UX vs UI or why graphic designers should listen carefully when engineers speak
UX: the cookies on the left, the cup handle on the right, slightly turned towards the user, who is likely to be right-handed and thus would prefer to raise a hot cup with the right hand.
UI: the cookies and the cup to be held with the right hand.
UX: a spoon should be of a reasonable size. And positioned to be comfortably taken with the left hand.
UI: who cares about spoon sizes. The customer should use the right hand only. For the cup, the spoon and the cookies.
UX: the cup is quite big, itís probably a tea cup, the liquid is not specified.
UI: the cup is much smaller, the liquid is strange, itís rather hot chocolate than coffee (have you ever seen brown coffee with bubbles?)
The shadows in this example are more than strange, just try imagining what kind of lighting makes them.

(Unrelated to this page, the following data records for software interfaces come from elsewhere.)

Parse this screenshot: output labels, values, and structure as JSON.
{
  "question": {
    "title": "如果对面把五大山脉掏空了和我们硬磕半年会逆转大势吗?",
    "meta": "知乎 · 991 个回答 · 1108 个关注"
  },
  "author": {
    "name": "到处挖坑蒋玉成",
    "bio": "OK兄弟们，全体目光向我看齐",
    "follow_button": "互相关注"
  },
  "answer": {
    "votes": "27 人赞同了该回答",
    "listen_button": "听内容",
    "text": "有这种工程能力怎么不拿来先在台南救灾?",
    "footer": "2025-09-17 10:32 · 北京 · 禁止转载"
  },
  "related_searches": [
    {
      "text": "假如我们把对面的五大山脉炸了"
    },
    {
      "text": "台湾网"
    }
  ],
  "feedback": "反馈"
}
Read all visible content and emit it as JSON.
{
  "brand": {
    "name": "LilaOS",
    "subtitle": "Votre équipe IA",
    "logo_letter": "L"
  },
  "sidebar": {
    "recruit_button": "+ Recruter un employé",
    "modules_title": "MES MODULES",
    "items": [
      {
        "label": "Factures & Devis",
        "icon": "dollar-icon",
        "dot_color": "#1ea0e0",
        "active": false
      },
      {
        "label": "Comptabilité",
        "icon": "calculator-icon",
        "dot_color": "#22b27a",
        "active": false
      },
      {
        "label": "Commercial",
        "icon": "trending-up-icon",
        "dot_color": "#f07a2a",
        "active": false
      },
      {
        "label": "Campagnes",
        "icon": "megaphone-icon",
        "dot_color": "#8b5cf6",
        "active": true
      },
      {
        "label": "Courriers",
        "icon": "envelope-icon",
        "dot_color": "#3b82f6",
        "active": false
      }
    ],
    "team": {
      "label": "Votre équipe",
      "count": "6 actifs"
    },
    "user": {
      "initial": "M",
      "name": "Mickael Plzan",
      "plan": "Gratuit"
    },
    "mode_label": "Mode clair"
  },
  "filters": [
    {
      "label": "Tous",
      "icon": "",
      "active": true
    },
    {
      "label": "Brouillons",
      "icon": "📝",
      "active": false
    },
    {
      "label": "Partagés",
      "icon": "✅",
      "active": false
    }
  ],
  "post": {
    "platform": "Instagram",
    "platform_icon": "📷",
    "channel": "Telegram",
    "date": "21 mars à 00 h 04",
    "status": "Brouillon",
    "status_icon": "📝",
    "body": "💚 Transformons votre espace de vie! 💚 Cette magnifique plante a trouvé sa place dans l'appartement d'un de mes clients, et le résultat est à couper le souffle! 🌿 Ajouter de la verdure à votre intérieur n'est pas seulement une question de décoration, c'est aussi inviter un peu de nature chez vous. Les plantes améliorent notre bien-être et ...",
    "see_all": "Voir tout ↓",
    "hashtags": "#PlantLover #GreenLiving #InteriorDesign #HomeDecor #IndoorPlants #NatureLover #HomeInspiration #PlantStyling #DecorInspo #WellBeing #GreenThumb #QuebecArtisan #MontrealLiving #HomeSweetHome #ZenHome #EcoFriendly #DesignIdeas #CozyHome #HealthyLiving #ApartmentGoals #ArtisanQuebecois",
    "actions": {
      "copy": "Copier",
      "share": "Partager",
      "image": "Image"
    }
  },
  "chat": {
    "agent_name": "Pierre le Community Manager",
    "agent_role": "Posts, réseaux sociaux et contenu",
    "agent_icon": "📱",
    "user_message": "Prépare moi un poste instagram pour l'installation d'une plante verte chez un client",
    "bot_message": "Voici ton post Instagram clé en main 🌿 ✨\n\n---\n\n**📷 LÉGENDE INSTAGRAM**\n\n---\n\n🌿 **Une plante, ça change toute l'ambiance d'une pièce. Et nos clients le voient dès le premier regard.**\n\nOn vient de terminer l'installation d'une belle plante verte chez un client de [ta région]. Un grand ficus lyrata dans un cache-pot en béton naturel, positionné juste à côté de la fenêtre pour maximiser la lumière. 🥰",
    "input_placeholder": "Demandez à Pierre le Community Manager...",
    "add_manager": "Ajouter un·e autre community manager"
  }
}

Light source "A" creates the shadow "A" inside the cup (as well as the reflection on the edge of the cup). "B" creates the shadow B under the spoon, "C" creates the shadow "C", "D" makes that strange shadow between the cookies. All these light sources interfere with each other, in reality we will see only one shadow, from the brightest light source.
I do not ask you to trust me just because I am an engineer, let us check it:
We see the shadow from our main source of light in the room (A).
Now we see the shadow from the brightest source of light (B), while the shadow from the main source is hardly visible (A).
How ofter do we have such examples in reality and what was the purpose of adding that level of complexity to the image the more so it was not marked in the the original UX scheme? I know the answer: some graphic designers love to make things look beautiful even when it makes no practical sense and even contradicts the technical specification. Bear this in mind when you need some work to be done by an artist and clarify your requirements; what is obvious to an engineer might leave too much freedom for a graphic designer.